WHAT THE TASK ASKS -> Tally the lines below that include "ABldblAArfrCArB" and give only the total.

Saved data entries:
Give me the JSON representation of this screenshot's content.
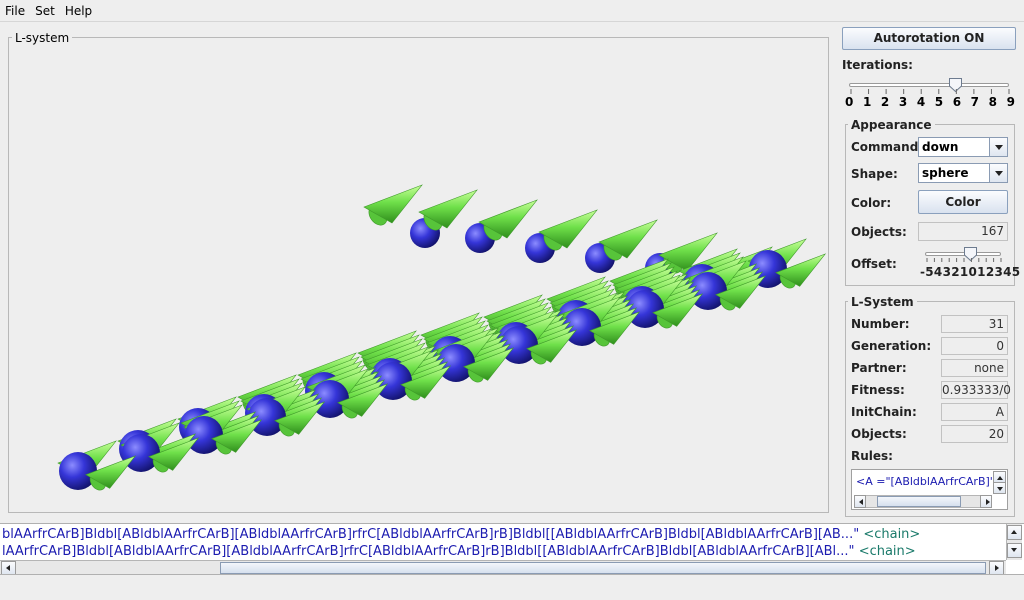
{
  "menu": [
    "File",
    "Set",
    "Help"
  ],
  "lsystem_panel": {
    "title": "L-system"
  },
  "autorotation_button": "Autorotation ON",
  "iterations": {
    "label": "Iterations:",
    "value": 6,
    "ticks": [
      "0",
      "1",
      "2",
      "3",
      "4",
      "5",
      "6",
      "7",
      "8",
      "9"
    ]
  },
  "appearance": {
    "title": "Appearance",
    "command_label": "Command:",
    "command_value": "down",
    "shape_label": "Shape:",
    "shape_value": "sphere",
    "color_label": "Color:",
    "color_button": "Color",
    "objects_label": "Objects:",
    "objects_value": "167",
    "offset_label": "Offset:",
    "offset_ticks": "-54321012345",
    "offset_value": 1
  },
  "lsystem_info": {
    "title": "L-System",
    "number_label": "Number:",
    "number_value": "31",
    "generation_label": "Generation:",
    "generation_value": "0",
    "partner_label": "Partner:",
    "partner_value": "none",
    "fitness_label": "Fitness:",
    "fitness_value": "0.933333/0",
    "initchain_label": "InitChain:",
    "initchain_value": "A",
    "objects_label": "Objects:",
    "objects_value": "20",
    "rules_label": "Rules:",
    "rules_text": "<A =\"[ABldblAArfrCArB]\"/>"
  },
  "chain": {
    "line1": "blAArfrCArB]Bldbl[ABldblAArfrCArB][ABldblAArfrCArB]rfrC[ABldblAArfrCArB]rB]Bldbl[[ABldblAArfrCArB]Bldbl[ABldblAArfrCArB][AB...\"",
    "line2": "lAArfrCArB]Bldbl[ABldblAArfrCArB][ABldblAArfrCArB]rfrC[ABldblAArfrCArB]rB]Bldbl[[ABldblAArfrCArB]Bldbl[ABldblAArfrCArB][ABl...\"",
    "tag": "<chain>"
  },
  "colors": {
    "cone": "#6fe04a",
    "sphere": "#3535d8",
    "accent": "#1b1bb0"
  }
}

TASK ANSWER -> 3